Three Pieces for Chamber Orchestra, Op. 37
Alexander Tcherepnin – Three Pieces for Chamber Orchestra, Op. 37 (1921-25)
(b St Petersburg, Jan 21, 1899; d Paris, Sept 29, 1977)
I. Overture, p.1
II. Mystère, p.11
III. Training (Pour un entrainment de boxe), p.28
Born into a musical family as the son of renowned conductor and composer Nikolai Tcherepnin, Alexander Tcherepnin became one of the twentieth century’s most cosmopolitan composers. His extensive travels and high cultural sensitivity contributed to the development of a highly personal idiom in which elements of the important musical legacy of his native Russia were integrated with ones deriving from other rich traditions.

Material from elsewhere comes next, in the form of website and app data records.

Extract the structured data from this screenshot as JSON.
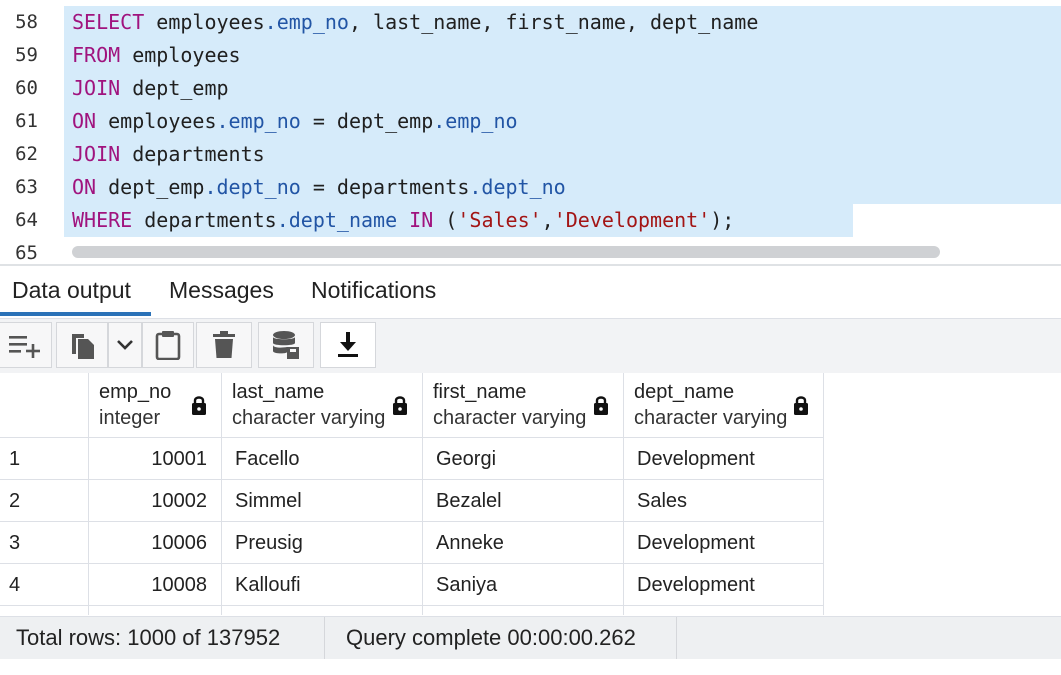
{
  "editor": {
    "lines": [
      {
        "num": "58",
        "tokens": [
          [
            "kw",
            "SELECT"
          ],
          [
            "",
            "employees"
          ],
          [
            "prop",
            ".emp_no"
          ],
          [
            "",
            ", last_name, first_name, dept_name"
          ]
        ]
      },
      {
        "num": "59",
        "tokens": [
          [
            "kw",
            "FROM"
          ],
          [
            "",
            " employees"
          ]
        ]
      },
      {
        "num": "60",
        "tokens": [
          [
            "kw",
            "JOIN"
          ],
          [
            "",
            " dept_emp"
          ]
        ]
      },
      {
        "num": "61",
        "tokens": [
          [
            "kw",
            "ON"
          ],
          [
            "",
            " employees"
          ],
          [
            "prop",
            ".emp_no"
          ],
          [
            "",
            " = dept_emp"
          ],
          [
            "prop",
            ".emp_no"
          ]
        ]
      },
      {
        "num": "62",
        "tokens": [
          [
            "kw",
            "JOIN"
          ],
          [
            "",
            " departments"
          ]
        ]
      },
      {
        "num": "63",
        "tokens": [
          [
            "kw",
            "ON"
          ],
          [
            "",
            " dept_emp"
          ],
          [
            "prop",
            ".dept_no"
          ],
          [
            "",
            " = departments"
          ],
          [
            "prop",
            ".dept_no"
          ]
        ]
      },
      {
        "num": "64",
        "tokens": [
          [
            "kw",
            "WHERE"
          ],
          [
            "",
            " departments"
          ],
          [
            "prop",
            ".dept_name"
          ],
          [
            "kw",
            " IN"
          ],
          [
            "",
            " ("
          ],
          [
            "str",
            "'Sales'"
          ],
          [
            "",
            ","
          ],
          [
            "str",
            "'Development'"
          ],
          [
            "",
            ");"
          ]
        ]
      },
      {
        "num": "65",
        "tokens": []
      }
    ]
  },
  "tabs": {
    "data_output": "Data output",
    "messages": "Messages",
    "notifications": "Notifications"
  },
  "toolbar": {
    "icons": [
      "add-row-icon",
      "copy-icon",
      "chevron-down-icon",
      "paste-icon",
      "delete-icon",
      "save-data-icon",
      "download-icon"
    ]
  },
  "grid": {
    "columns": [
      {
        "name": "emp_no",
        "type": "integer"
      },
      {
        "name": "last_name",
        "type": "character varying"
      },
      {
        "name": "first_name",
        "type": "character varying"
      },
      {
        "name": "dept_name",
        "type": "character varying"
      }
    ],
    "rows": [
      {
        "n": "1",
        "emp_no": "10001",
        "last_name": "Facello",
        "first_name": "Georgi",
        "dept_name": "Development"
      },
      {
        "n": "2",
        "emp_no": "10002",
        "last_name": "Simmel",
        "first_name": "Bezalel",
        "dept_name": "Sales"
      },
      {
        "n": "3",
        "emp_no": "10006",
        "last_name": "Preusig",
        "first_name": "Anneke",
        "dept_name": "Development"
      },
      {
        "n": "4",
        "emp_no": "10008",
        "last_name": "Kalloufi",
        "first_name": "Saniya",
        "dept_name": "Development"
      }
    ]
  },
  "status": {
    "total_rows": "Total rows: 1000 of 137952",
    "query": "Query complete 00:00:00.262"
  },
  "colors": {
    "selection": "#d6ebfa",
    "keyword": "#a0137e",
    "property": "#2255a5",
    "string": "#a31515",
    "active_tab": "#2b72b8"
  }
}
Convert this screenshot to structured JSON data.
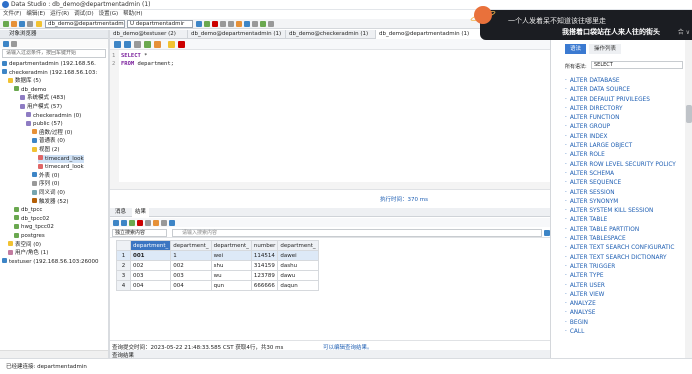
{
  "window": {
    "title": "Data Studio : db_demo@departmentadmin (1)"
  },
  "menu": [
    "文件(F)",
    "编辑(E)",
    "运行(R)",
    "调试(D)",
    "设置(G)",
    "帮助(H)"
  ],
  "toolbar": {
    "connection_tab": "db_demo@departmentadmin",
    "connection_tab2": "U  departmentadmir",
    "extra": "1"
  },
  "navigator": {
    "title": "对象浏览器",
    "search_placeholder": "请输入过滤条件，按回车键开始",
    "tree": [
      {
        "label": "departmentadmin (192.168.56.",
        "level": 0,
        "icon": "server-icon"
      },
      {
        "label": "checkeradmin (192.168.56.103:",
        "level": 0,
        "icon": "server-icon"
      },
      {
        "label": "数据库 (5)",
        "level": 1,
        "icon": "folder-icon"
      },
      {
        "label": "db_demo",
        "level": 2,
        "icon": "database-icon"
      },
      {
        "label": "系统模式 (483)",
        "level": 3,
        "icon": "schema-icon"
      },
      {
        "label": "用户模式 (57)",
        "level": 3,
        "icon": "schema-icon"
      },
      {
        "label": "checkeradmin (0)",
        "level": 4,
        "icon": "schema-icon"
      },
      {
        "label": "public (57)",
        "level": 4,
        "icon": "schema-icon"
      },
      {
        "label": "函数/过程 (0)",
        "level": 5,
        "icon": "function-icon"
      },
      {
        "label": "普通表 (0)",
        "level": 5,
        "icon": "table-icon"
      },
      {
        "label": "视图 (2)",
        "level": 5,
        "icon": "folder-icon"
      },
      {
        "label": "timecard_look",
        "level": 6,
        "icon": "view-icon",
        "selected": true
      },
      {
        "label": "timecard_look",
        "level": 6,
        "icon": "view-icon"
      },
      {
        "label": "外表 (0)",
        "level": 5,
        "icon": "table-icon"
      },
      {
        "label": "序列 (0)",
        "level": 5,
        "icon": "sequence-icon"
      },
      {
        "label": "同义词 (0)",
        "level": 5,
        "icon": "synonym-icon"
      },
      {
        "label": "触发器 (52)",
        "level": 5,
        "icon": "trigger-icon"
      },
      {
        "label": "db_tpcc",
        "level": 2,
        "icon": "database-icon"
      },
      {
        "label": "db_tpcc02",
        "level": 2,
        "icon": "database-icon"
      },
      {
        "label": "hwg_tpcc02",
        "level": 2,
        "icon": "database-icon"
      },
      {
        "label": "postgres",
        "level": 2,
        "icon": "database-icon"
      },
      {
        "label": "表空间 (0)",
        "level": 1,
        "icon": "folder-icon"
      },
      {
        "label": "用户/角色 (1)",
        "level": 1,
        "icon": "user-icon"
      },
      {
        "label": "testuser (192.168.56.103:26000",
        "level": 0,
        "icon": "server-icon"
      }
    ]
  },
  "editor": {
    "tabs": [
      {
        "label": "db_demo@testuser (2)",
        "active": false
      },
      {
        "label": "db_demo@departmentadmin (1)",
        "active": false
      },
      {
        "label": "db_demo@checkeradmin (1)",
        "active": false
      },
      {
        "label": "db_demo@departmentadmin (1)",
        "active": true
      }
    ],
    "lines": [
      {
        "num": "1",
        "kw": "SELECT",
        "rest": " *"
      },
      {
        "num": "2",
        "kw": "FROM",
        "rest": " department;"
      }
    ],
    "exec_time": "执行时间：370 ms"
  },
  "results": {
    "tabs": [
      "消息",
      "结果"
    ],
    "filter_select": "独立搜索内容",
    "filter_placeholder": "请输入搜索内容",
    "columns": [
      "department_",
      "department_",
      "department_",
      "number",
      "department_"
    ],
    "rows": [
      [
        "1",
        "001",
        "1",
        "wei",
        "114514",
        "dawei"
      ],
      [
        "2",
        "002",
        "002",
        "shu",
        "314159",
        "dashu"
      ],
      [
        "3",
        "003",
        "003",
        "wu",
        "123789",
        "dawu"
      ],
      [
        "4",
        "004",
        "004",
        "qun",
        "666666",
        "daqun"
      ]
    ],
    "status_left": "查询提交时间：2023-05-22 21:48:33.585 CST    获取4行，共30 ms",
    "status_right": "可以编辑查询结果。",
    "bottom_tab": "查询结果"
  },
  "syntax_panel": {
    "tabs": [
      "语法",
      "操作列表"
    ],
    "filter_label": "所有语法:",
    "filter_value": "SELECT",
    "items": [
      "ALTER DATABASE",
      "ALTER DATA SOURCE",
      "ALTER DEFAULT PRIVILEGES",
      "ALTER DIRECTORY",
      "ALTER FUNCTION",
      "ALTER GROUP",
      "ALTER INDEX",
      "ALTER LARGE OBJECT",
      "ALTER ROLE",
      "ALTER ROW LEVEL SECURITY POLICY",
      "ALTER SCHEMA",
      "ALTER SEQUENCE",
      "ALTER SESSION",
      "ALTER SYNONYM",
      "ALTER SYSTEM KILL SESSION",
      "ALTER TABLE",
      "ALTER TABLE PARTITION",
      "ALTER TABLESPACE",
      "ALTER TEXT SEARCH CONFIGURATIC",
      "ALTER TEXT SEARCH DICTIONARY",
      "ALTER TRIGGER",
      "ALTER TYPE",
      "ALTER USER",
      "ALTER VIEW",
      "ANALYZE",
      "ANALYSE",
      "BEGIN",
      "CALL"
    ]
  },
  "statusbar": {
    "text": "已经建连接:  departmentadmin"
  },
  "overlay": {
    "line1": "一个人发着呆不知道该往哪里走",
    "line2": "我搭着口袋站在人来人往的街头",
    "suffix": "合 ∨"
  },
  "colors": {
    "accent": "#3b7ad1",
    "link": "#1f5fb3",
    "selection": "#cfe1f5"
  }
}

His first encounter with different musical backgrounds was when the family moved from St Petersburg to Tbilisi after the October Revolution, and, most importantly, when they moved out of Russia a few years later, settling in Paris in 1921. In his autobiography, the composer recalled his impressions upon arriving in the city, noting that, although “cultural exchange between Russia and the West” had ceased due to the Revolution: “[W]hen I finally came to Paris, in the fall of 1921, with a suitcase of my manuscripts and a small dog named Touchkan whom I had picked up on the streets of Tbilisi, I found that my way of thinking about musical progress was somehow identical with the views of the Western composers of my generation! . . . I actually felt more at home in Paris than in Russia or Georgia, at least musically, and this is probably why I settled there.” [Alexander Tcherepnin, A Short Autobiography (1964)] In the flourishing musical climate of Paris, young Tcherepnin matured as a composer, writing his first major large-scale works, such as his Symphony No.1, and several ballets and operas, while his career advanced significantly after he won the Schott Prize in 1925 for his Concerto da Camera, Op.33.

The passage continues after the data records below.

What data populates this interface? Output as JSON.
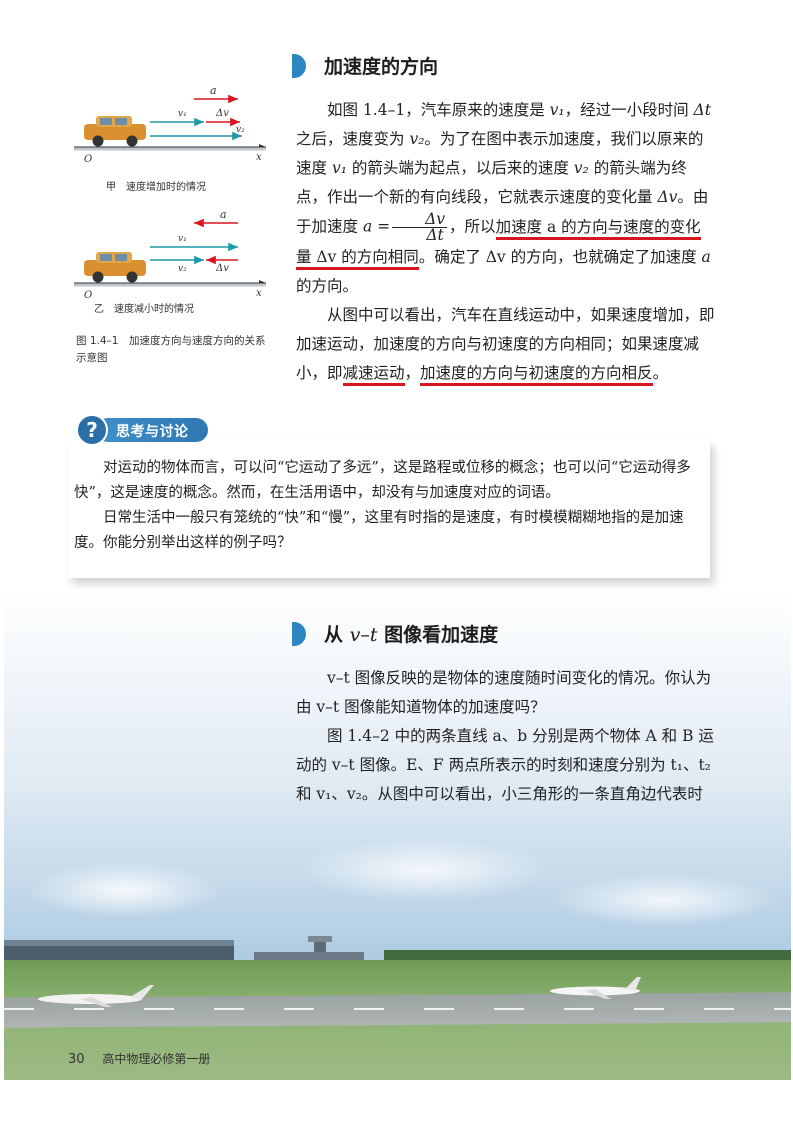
{
  "section1": {
    "title": "加速度的方向",
    "para1_a": "如图 1.4–1，汽车原来的速度是 ",
    "para1_b": "，经过一小段时间 ",
    "para1_c": " 之后，速度变为 ",
    "para1_d": "。为了在图中表示加速度，我们以原来的速度 ",
    "para1_e": " 的箭头端为起点，以后来的速度 ",
    "para1_f": " 的箭头端为终点，作出一个新的有向线段，它就表示速度的变化量 ",
    "para1_g": "。由于加速度 ",
    "para1_h": "，所以",
    "para1_u1": "加速度 a 的方向与速度的变化量 Δv 的方向相同",
    "para1_i": "。确定了 Δv 的方向，也就确定了加速度 ",
    "para1_j": " 的方向。",
    "para2_a": "从图中可以看出，汽车在直线运动中，如果速度增加，即加速运动，加速度的方向与初速度的方向相同；如果速度减小，即",
    "para2_u1": "减速运动",
    "para2_b": "，",
    "para2_u2": "加速度的方向与初速度的方向相反",
    "para2_c": "。",
    "v1": "v₁",
    "v2": "v₂",
    "dt": "Δt",
    "dv": "Δv",
    "a": "a",
    "eq_lhs": "a =",
    "eq_num": "Δv",
    "eq_den": "Δt"
  },
  "figure": {
    "label_a": "a",
    "label_v1": "v₁",
    "label_dv": "Δv",
    "label_v2": "v₂",
    "label_o": "O",
    "label_x": "x",
    "cap_top": "甲　速度增加时的情况",
    "cap_bottom": "乙　速度减小时的情况",
    "caption": "图 1.4–1　加速度方向与速度方向的关系示意图"
  },
  "discussion": {
    "badge": "思考与讨论",
    "badge_icon": "?",
    "p1": "对运动的物体而言，可以问“它运动了多远”，这是路程或位移的概念；也可以问“它运动得多快”，这是速度的概念。然而，在生活用语中，却没有与加速度对应的词语。",
    "p2": "日常生活中一般只有笼统的“快”和“慢”，这里有时指的是速度，有时模模糊糊地指的是加速度。你能分别举出这样的例子吗？"
  },
  "section2": {
    "title_a": "从 ",
    "title_b": "v–t",
    "title_c": " 图像看加速度",
    "p1": "v–t 图像反映的是物体的速度随时间变化的情况。你认为由 v–t 图像能知道物体的加速度吗？",
    "p2": "图 1.4–2 中的两条直线 a、b 分别是两个物体 A 和 B 运动的 v–t 图像。E、F 两点所表示的时刻和速度分别为 t₁、t₂ 和 v₁、v₂。从图中可以看出，小三角形的一条直角边代表时"
  },
  "footer": {
    "page_number": "30",
    "book_title": "高中物理必修第一册"
  },
  "colors": {
    "accent_blue": "#2e86c1",
    "underline_red": "#d8161d",
    "arrow_red": "#d8161d",
    "arrow_teal": "#1f9aa8"
  }
}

The beautiful three pieces that comprise Alexander Tcherepnin’s Opus 37 belong to this Paris period: all written for chamber orchestra between 1921 and 1925, they were premiered individually before they were first published as a single opus by Universal Edition in 1927.
The Overture was written in 1921 and, according to Arias, it was originally called “Canzona.” It was first performed in London two years after its composition, under the direction of Eugene Goosens.
The second piece, Mystère, was chronologically the last to be written, in 1925. It was dedicated to the cellist Umberto Benedetti, the premature death of whose son had inspired its composition. Benedetti himself performed the prominent cello part at the piece’s premiere, which took place in Monte Carlo in 1925, under the direction of Léon Jehin.
Finally, Training (alternative title: Pour un entrainement de boxe) was written in 1922, initially intended as ballet music on George Isarlov’s book “Training”. Unfortunately, the theatre “Femina” that was going to stage the ballet went bankrupt before any plans materialized, so the piece was premiered in its concert form in 1926 in Riga, under the direction of Nikolai Tcherepnin.
Three Pieces for Chamber Orchestra Op. 37 were recorded in 1996 by Musica Viva Chamber Orchestra, conducted by Alexandr Rudin (Catalogue No. OCD584).
Maria Theofili, 2019
For performance material, please contact Universal Edition (universaledition.com), Vienna.
Arias, Enrique Alberto. “(2) Tcherepnin, Alexander (Nikolayevich).” Grove Music Online. 31 Jan. 2019. http://www.oxfordmusiconline.com/grovemusic/view/10.1093/gmo/9781561592630.article.45587/omo-9781561592630-e-6002277926.
Arias, Enrique Alberto. Alexander Tcherepnin: A Bio-Bibliography. New York: Greenwood Press, 1989.
Chou, Lily. “Alexander Tcherepnin. A Generic Catalogue of Works.” 30 Jan. 2019. http://www.tcherepnin.com/alex/comps_alex.htm
Reich, Willy. Alexandre Tcherepnine. Translated into French by Harry Halbreich. Paris: La Revue Musicale, 1962.
Tcherepnin, Alexander. “A Short Autobiography” (1964). Tempo, New Series, No. 130 (1979): 12-18
Aufführungsmaterial ist von Universal Edition (www.universaledition.com), Wien, zu beziehen.
210 x 297 mm